(Data listing begins)
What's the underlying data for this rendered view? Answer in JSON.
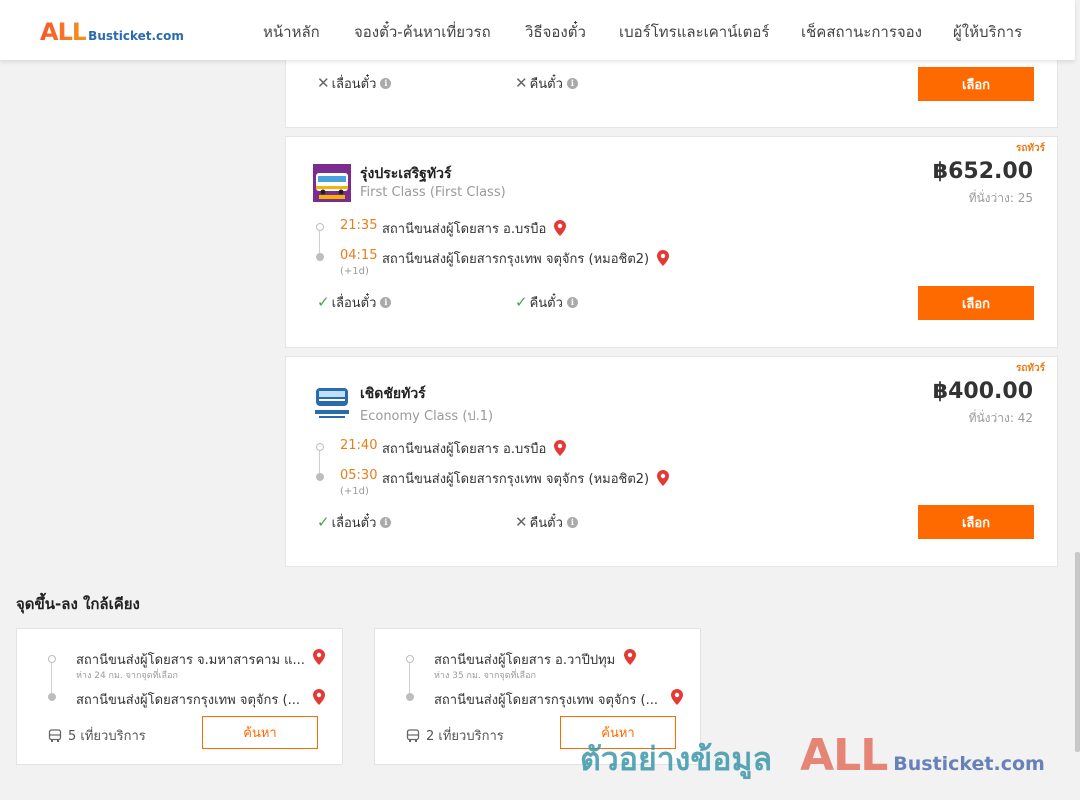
{
  "header": {
    "logo_all": "ALL",
    "logo_rest": "Busticket.com",
    "nav": [
      "หน้าหลัก",
      "จองตั๋ว-ค้นหาเที่ยวรถ",
      "วิธีจองตั๋ว",
      "เบอร์โทรและเคาน์เตอร์",
      "เช็คสถานะการจอง",
      "ผู้ให้บริการ"
    ]
  },
  "top_card": {
    "reschedule_label": "เลื่อนตั๋ว",
    "refund_label": "คืนตั๋ว",
    "select_label": "เลือก"
  },
  "trips": [
    {
      "tag": "รถทัวร์",
      "operator": "รุ่งประเสริฐทัวร์",
      "class": "First Class (First Class)",
      "price": "฿652.00",
      "seats": "ที่นั่งว่าง: 25",
      "depart_time": "21:35",
      "depart_station": "สถานีขนส่งผู้โดยสาร อ.บรบือ",
      "arrive_time": "04:15",
      "arrive_station": "สถานีขนส่งผู้โดยสารกรุงเทพ จตุจักร (หมอชิต2)",
      "next_day": "(+1d)",
      "reschedule_label": "เลื่อนตั๋ว",
      "reschedule_allowed": true,
      "refund_label": "คืนตั๋ว",
      "refund_allowed": true,
      "select_label": "เลือก",
      "logo_color": "#7a2c8f"
    },
    {
      "tag": "รถทัวร์",
      "operator": "เชิดชัยทัวร์",
      "class": "Economy Class (ป.1)",
      "price": "฿400.00",
      "seats": "ที่นั่งว่าง: 42",
      "depart_time": "21:40",
      "depart_station": "สถานีขนส่งผู้โดยสาร อ.บรบือ",
      "arrive_time": "05:30",
      "arrive_station": "สถานีขนส่งผู้โดยสารกรุงเทพ จตุจักร (หมอชิต2)",
      "next_day": "(+1d)",
      "reschedule_label": "เลื่อนตั๋ว",
      "reschedule_allowed": true,
      "refund_label": "คืนตั๋ว",
      "refund_allowed": false,
      "select_label": "เลือก",
      "logo_color": "#2a6bb0"
    }
  ],
  "nearby": {
    "title": "จุดขึ้น-ลง ใกล้เคียง",
    "items": [
      {
        "from": "สถานีขนส่งผู้โดยสาร จ.มหาสารคาม แ...",
        "distance": "ห่าง 24 กม. จากจุดที่เลือก",
        "to": "สถานีขนส่งผู้โดยสารกรุงเทพ จตุจักร (...",
        "trips": "5 เที่ยวบริการ",
        "search_label": "ค้นหา"
      },
      {
        "from": "สถานีขนส่งผู้โดยสาร อ.วาปีปทุม",
        "distance": "ห่าง 35 กม. จากจุดที่เลือก",
        "to": "สถานีขนส่งผู้โดยสารกรุงเทพ จตุจักร (...",
        "trips": "2 เที่ยวบริการ",
        "search_label": "ค้นหา"
      }
    ]
  },
  "watermark": {
    "text": "ตัวอย่างข้อมูล",
    "all": "ALL",
    "rest": "Busticket.com"
  },
  "colors": {
    "accent": "#ff6a00",
    "time": "#e77e1a",
    "check": "#46a546",
    "pin": "#e53935"
  }
}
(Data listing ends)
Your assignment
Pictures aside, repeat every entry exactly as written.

Exercise result
What's the underlying data for this rendered view? Answer in JSON.
{
  "header": {
    "logo_all": "ALL",
    "logo_rest": "Busticket.com",
    "nav": [
      "หน้าหลัก",
      "จองตั๋ว-ค้นหาเที่ยวรถ",
      "วิธีจองตั๋ว",
      "เบอร์โทรและเคาน์เตอร์",
      "เช็คสถานะการจอง",
      "ผู้ให้บริการ"
    ]
  },
  "top_card": {
    "reschedule_label": "เลื่อนตั๋ว",
    "refund_label": "คืนตั๋ว",
    "select_label": "เลือก"
  },
  "trips": [
    {
      "tag": "รถทัวร์",
      "operator": "รุ่งประเสริฐทัวร์",
      "class": "First Class (First Class)",
      "price": "฿652.00",
      "seats": "ที่นั่งว่าง: 25",
      "depart_time": "21:35",
      "depart_station": "สถานีขนส่งผู้โดยสาร อ.บรบือ",
      "arrive_time": "04:15",
      "arrive_station": "สถานีขนส่งผู้โดยสารกรุงเทพ จตุจักร (หมอชิต2)",
      "next_day": "(+1d)",
      "reschedule_label": "เลื่อนตั๋ว",
      "reschedule_allowed": true,
      "refund_label": "คืนตั๋ว",
      "refund_allowed": true,
      "select_label": "เลือก",
      "logo_color": "#7a2c8f"
    },
    {
      "tag": "รถทัวร์",
      "operator": "เชิดชัยทัวร์",
      "class": "Economy Class (ป.1)",
      "price": "฿400.00",
      "seats": "ที่นั่งว่าง: 42",
      "depart_time": "21:40",
      "depart_station": "สถานีขนส่งผู้โดยสาร อ.บรบือ",
      "arrive_time": "05:30",
      "arrive_station": "สถานีขนส่งผู้โดยสารกรุงเทพ จตุจักร (หมอชิต2)",
      "next_day": "(+1d)",
      "reschedule_label": "เลื่อนตั๋ว",
      "reschedule_allowed": true,
      "refund_label": "คืนตั๋ว",
      "refund_allowed": false,
      "select_label": "เลือก",
      "logo_color": "#2a6bb0"
    }
  ],
  "nearby": {
    "title": "จุดขึ้น-ลง ใกล้เคียง",
    "items": [
      {
        "from": "สถานีขนส่งผู้โดยสาร จ.มหาสารคาม แ...",
        "distance": "ห่าง 24 กม. จากจุดที่เลือก",
        "to": "สถานีขนส่งผู้โดยสารกรุงเทพ จตุจักร (...",
        "trips": "5 เที่ยวบริการ",
        "search_label": "ค้นหา"
      },
      {
        "from": "สถานีขนส่งผู้โดยสาร อ.วาปีปทุม",
        "distance": "ห่าง 35 กม. จากจุดที่เลือก",
        "to": "สถานีขนส่งผู้โดยสารกรุงเทพ จตุจักร (...",
        "trips": "2 เที่ยวบริการ",
        "search_label": "ค้นหา"
      }
    ]
  },
  "watermark": {
    "text": "ตัวอย่างข้อมูล",
    "all": "ALL",
    "rest": "Busticket.com"
  },
  "colors": {
    "accent": "#ff6a00",
    "time": "#e77e1a",
    "check": "#46a546",
    "pin": "#e53935"
  }
}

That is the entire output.